  • As long as their guidelines don't become rules and we provide well designed intuitive screen experiences, I don't see a reason to follow exactly what Google, Apple and Microsoft say. They are companies with guidelines not law enforcement.

  • The reason you follow design guidelines is you can build an app that looks tailored to the platform. Imagine an iOS 6 app running on Windows Phone 8. Or vice versa. Not pretty, right? Those are extreme examples, but the point is both have their own distinct designs, and apps should try to look like they belong. It's not law. It just creates a better experience for the user on the platform.

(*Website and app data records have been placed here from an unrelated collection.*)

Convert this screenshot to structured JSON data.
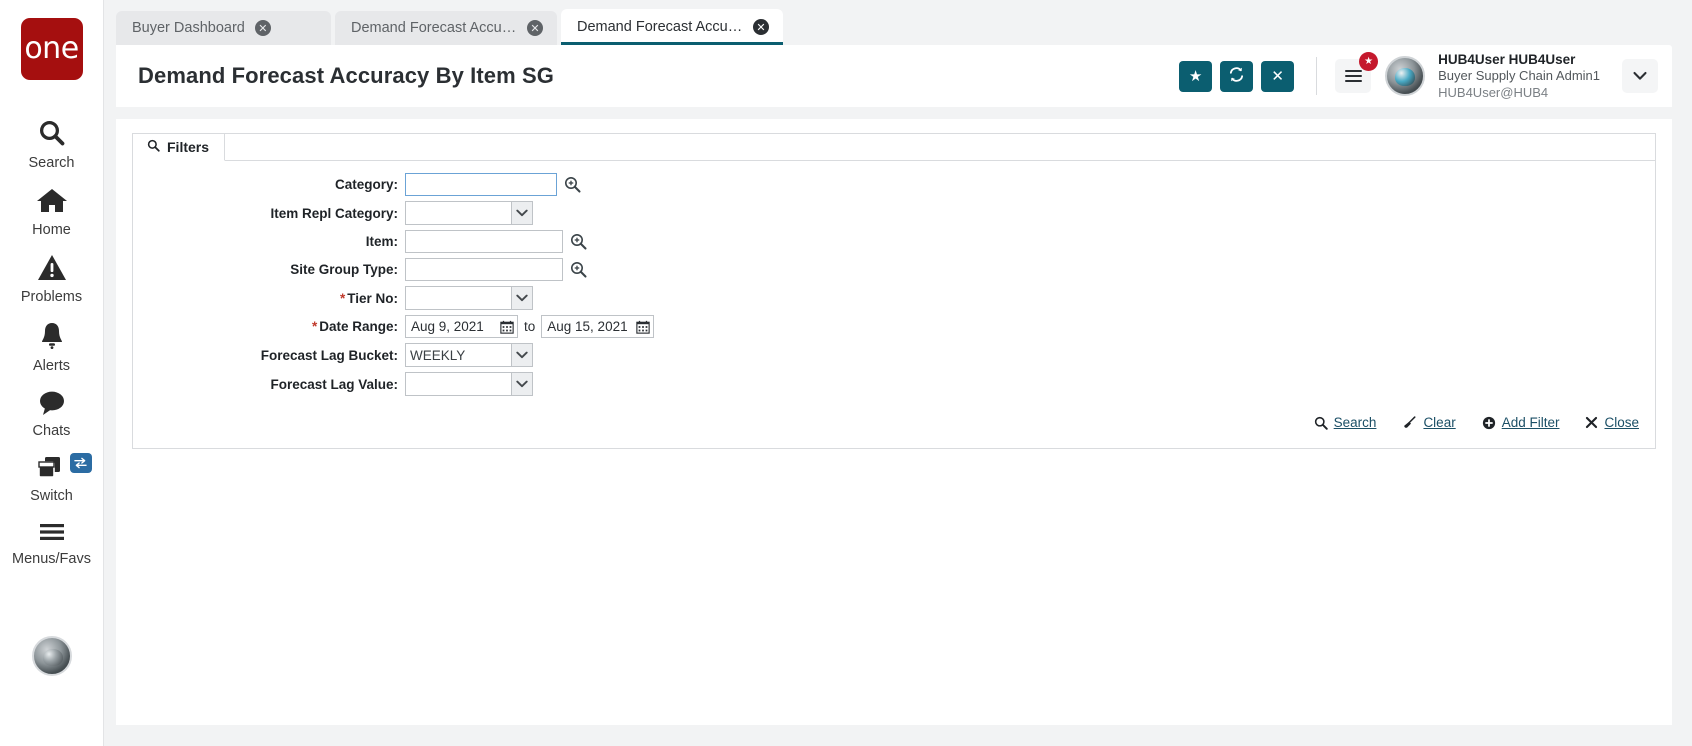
{
  "app": {
    "logo_text": "one",
    "brand_color": "#a50f0f",
    "accent_color": "#0b5e70"
  },
  "sidebar": {
    "items": [
      {
        "label": "Search",
        "icon": "search-icon"
      },
      {
        "label": "Home",
        "icon": "home-icon"
      },
      {
        "label": "Problems",
        "icon": "warning-triangle-icon"
      },
      {
        "label": "Alerts",
        "icon": "bell-icon"
      },
      {
        "label": "Chats",
        "icon": "chat-bubble-icon"
      },
      {
        "label": "Switch",
        "icon": "windows-switch-icon",
        "badge_icon": "swap-arrows-icon"
      },
      {
        "label": "Menus/Favs",
        "icon": "hamburger-icon"
      }
    ],
    "avatar_name": "user-avatar"
  },
  "tabs": [
    {
      "label": "Buyer Dashboard",
      "active": false,
      "close_icon": "close-circle-icon"
    },
    {
      "label": "Demand Forecast Accuracy Sum...",
      "active": false,
      "close_icon": "close-circle-icon"
    },
    {
      "label": "Demand Forecast Accuracy By It...",
      "active": true,
      "close_icon": "close-circle-icon"
    }
  ],
  "header": {
    "title": "Demand Forecast Accuracy By Item SG",
    "buttons": [
      {
        "name": "favorite-button",
        "icon": "star-icon",
        "glyph": "★"
      },
      {
        "name": "refresh-button",
        "icon": "refresh-icon",
        "glyph": "↻"
      },
      {
        "name": "close-button",
        "icon": "x-icon",
        "glyph": "✕"
      }
    ],
    "menu_badge_icon": "star-badge-icon",
    "menu_badge_glyph": "★",
    "user": {
      "name": "HUB4User HUB4User",
      "role": "Buyer Supply Chain Admin1",
      "email": "HUB4User@HUB4"
    },
    "caret_glyph": "⌄"
  },
  "filters": {
    "tab_label": "Filters",
    "tab_icon": "search-icon",
    "fields": [
      {
        "label": "Category:",
        "required": false,
        "type": "text",
        "value": "",
        "placeholder": "",
        "focused": true,
        "lookup": true
      },
      {
        "label": "Item Repl Category:",
        "required": false,
        "type": "select",
        "value": "",
        "options": [
          ""
        ]
      },
      {
        "label": "Item:",
        "required": false,
        "type": "text",
        "value": "",
        "placeholder": "",
        "focused": false,
        "lookup": true
      },
      {
        "label": "Site Group Type:",
        "required": false,
        "type": "text",
        "value": "",
        "placeholder": "",
        "focused": false,
        "lookup": true
      },
      {
        "label": "Tier No:",
        "required": true,
        "type": "select",
        "value": "",
        "options": [
          ""
        ]
      },
      {
        "label": "Date Range:",
        "required": true,
        "type": "daterange",
        "from_value": "Aug 9, 2021",
        "to_value": "Aug 15, 2021",
        "separator": "to"
      },
      {
        "label": "Forecast Lag Bucket:",
        "required": false,
        "type": "select",
        "value": "WEEKLY",
        "options": [
          "WEEKLY"
        ]
      },
      {
        "label": "Forecast Lag Value:",
        "required": false,
        "type": "select",
        "value": "",
        "options": [
          ""
        ]
      }
    ],
    "actions": [
      {
        "label": "Search",
        "icon": "search-icon"
      },
      {
        "label": "Clear",
        "icon": "broom-icon"
      },
      {
        "label": "Add Filter",
        "icon": "plus-circle-icon"
      },
      {
        "label": "Close",
        "icon": "x-icon"
      }
    ]
  }
}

  • Understanding the meaning of an icon should not be the problem we are looking at here. A letter "A" is still a letter "A" independently of being Extra light or Ultra Bold, and the problem with icons should be stated as if it was typographic one. Is the weight adequate for quick readability in less than optimal conditions? Extreme font weights (thin and thick) are used in less critical conditions and never in really small sizes (Display sizes http://en.wikipedia.org/wiki/Typeface#Display_type). Use common sense. In a screen the size of a business card (like the iPhone 5S) we have a perfect case where form should follow function.